Quebec's social housing stock is crumbling as repair costs rise, tenant group says
MONTREAL — A tenant group is speaking out about the decrepit state of social housing in Quebec, which continues to deteriorate as the cost of repairs rise.
The Fédération des locataires d'habitations à loyer modique du Québec, which represents social housing residents, said today that the number of housing units in poor or very poor condition has risen 39 per cent in the last two years.
The number of units earning a D or E grade, indicating they need major work, has gone from 18,644 in 2020 to 25,974 in 2022.

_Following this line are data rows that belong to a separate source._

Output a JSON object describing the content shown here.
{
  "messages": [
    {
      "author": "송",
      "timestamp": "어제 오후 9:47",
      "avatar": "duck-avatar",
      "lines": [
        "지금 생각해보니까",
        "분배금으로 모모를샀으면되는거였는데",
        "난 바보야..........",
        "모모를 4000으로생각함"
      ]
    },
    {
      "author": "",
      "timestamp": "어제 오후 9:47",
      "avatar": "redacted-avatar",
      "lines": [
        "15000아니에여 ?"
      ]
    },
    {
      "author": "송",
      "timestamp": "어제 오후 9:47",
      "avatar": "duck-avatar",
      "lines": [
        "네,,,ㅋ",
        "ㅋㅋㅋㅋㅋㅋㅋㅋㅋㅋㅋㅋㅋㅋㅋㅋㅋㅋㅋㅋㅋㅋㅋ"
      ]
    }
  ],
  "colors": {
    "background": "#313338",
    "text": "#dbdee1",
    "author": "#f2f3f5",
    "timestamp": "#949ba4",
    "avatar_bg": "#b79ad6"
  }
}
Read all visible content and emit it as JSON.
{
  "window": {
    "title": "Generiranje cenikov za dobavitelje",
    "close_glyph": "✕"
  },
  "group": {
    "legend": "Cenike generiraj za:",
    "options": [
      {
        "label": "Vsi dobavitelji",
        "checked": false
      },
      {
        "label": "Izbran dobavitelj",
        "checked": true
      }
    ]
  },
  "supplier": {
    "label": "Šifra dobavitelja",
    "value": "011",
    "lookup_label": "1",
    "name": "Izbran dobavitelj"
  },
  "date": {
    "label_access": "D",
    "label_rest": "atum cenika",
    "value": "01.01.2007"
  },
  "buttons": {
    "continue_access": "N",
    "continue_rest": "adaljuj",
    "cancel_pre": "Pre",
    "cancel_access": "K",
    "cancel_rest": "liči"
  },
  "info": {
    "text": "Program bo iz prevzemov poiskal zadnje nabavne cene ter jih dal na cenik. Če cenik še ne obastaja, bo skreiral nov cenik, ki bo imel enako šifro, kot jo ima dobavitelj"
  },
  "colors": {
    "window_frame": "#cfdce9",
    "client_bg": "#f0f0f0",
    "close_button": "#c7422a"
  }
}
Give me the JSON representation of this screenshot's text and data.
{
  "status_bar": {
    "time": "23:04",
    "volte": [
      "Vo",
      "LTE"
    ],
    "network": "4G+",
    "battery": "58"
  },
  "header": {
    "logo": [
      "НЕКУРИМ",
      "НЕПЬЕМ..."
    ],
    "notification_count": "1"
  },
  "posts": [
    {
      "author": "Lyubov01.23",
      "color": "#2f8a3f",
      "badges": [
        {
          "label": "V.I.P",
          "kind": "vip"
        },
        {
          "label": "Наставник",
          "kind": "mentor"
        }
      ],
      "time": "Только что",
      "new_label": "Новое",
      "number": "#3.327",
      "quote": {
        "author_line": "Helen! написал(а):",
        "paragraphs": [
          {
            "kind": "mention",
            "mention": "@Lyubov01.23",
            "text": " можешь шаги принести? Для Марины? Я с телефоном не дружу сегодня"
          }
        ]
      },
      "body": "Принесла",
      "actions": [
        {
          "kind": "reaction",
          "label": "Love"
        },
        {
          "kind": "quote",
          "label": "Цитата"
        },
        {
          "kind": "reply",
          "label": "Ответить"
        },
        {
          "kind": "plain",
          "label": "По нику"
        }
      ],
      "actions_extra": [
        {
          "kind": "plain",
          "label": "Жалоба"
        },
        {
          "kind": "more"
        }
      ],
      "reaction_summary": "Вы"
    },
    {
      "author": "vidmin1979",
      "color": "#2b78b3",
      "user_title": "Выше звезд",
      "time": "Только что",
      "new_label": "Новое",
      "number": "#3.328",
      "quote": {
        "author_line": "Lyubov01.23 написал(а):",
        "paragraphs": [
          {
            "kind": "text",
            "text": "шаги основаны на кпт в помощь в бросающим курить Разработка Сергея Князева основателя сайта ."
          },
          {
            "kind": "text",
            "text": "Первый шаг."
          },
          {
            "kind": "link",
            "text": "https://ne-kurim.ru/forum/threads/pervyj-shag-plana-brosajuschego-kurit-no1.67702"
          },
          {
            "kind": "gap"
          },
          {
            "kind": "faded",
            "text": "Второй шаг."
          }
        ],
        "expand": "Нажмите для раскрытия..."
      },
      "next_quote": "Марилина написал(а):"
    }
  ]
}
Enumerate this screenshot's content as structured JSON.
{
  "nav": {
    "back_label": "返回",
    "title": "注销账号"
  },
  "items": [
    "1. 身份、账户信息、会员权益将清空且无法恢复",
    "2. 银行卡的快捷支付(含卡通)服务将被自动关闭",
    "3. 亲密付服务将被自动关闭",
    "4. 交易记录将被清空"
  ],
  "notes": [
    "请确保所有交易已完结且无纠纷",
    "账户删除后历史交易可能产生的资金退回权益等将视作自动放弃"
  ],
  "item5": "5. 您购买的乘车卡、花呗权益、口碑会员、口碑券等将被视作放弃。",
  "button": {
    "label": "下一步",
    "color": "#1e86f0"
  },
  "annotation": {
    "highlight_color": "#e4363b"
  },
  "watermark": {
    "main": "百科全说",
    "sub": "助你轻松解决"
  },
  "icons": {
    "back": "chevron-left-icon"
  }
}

Representatives of the group spoke to reporters in front of a six-unit building in Montreal that has been barricaded since 2019. They said the repair bill for the low-rent building would have been $271,000 in 2020, but would cost $438,000 today because of inflation and rising construction costs.
The group is accusing the province of breaking its promises and is calling on François Legault's government to put up the $2.2 billion it had pledged for social housing repairs.
The province's housing agency, the Société d’habitation du Québec, estimated in 2016 that more than 700 of its low-rent units were in a poor or very poor state, representing nearly 30 per cent of its social housing stock.
This report by The Canadian Press was first published Feb. 27, 2023.
This story was produced with the financial assistance of the Meta and Canadian Press News Fellowship.
The Canadian Press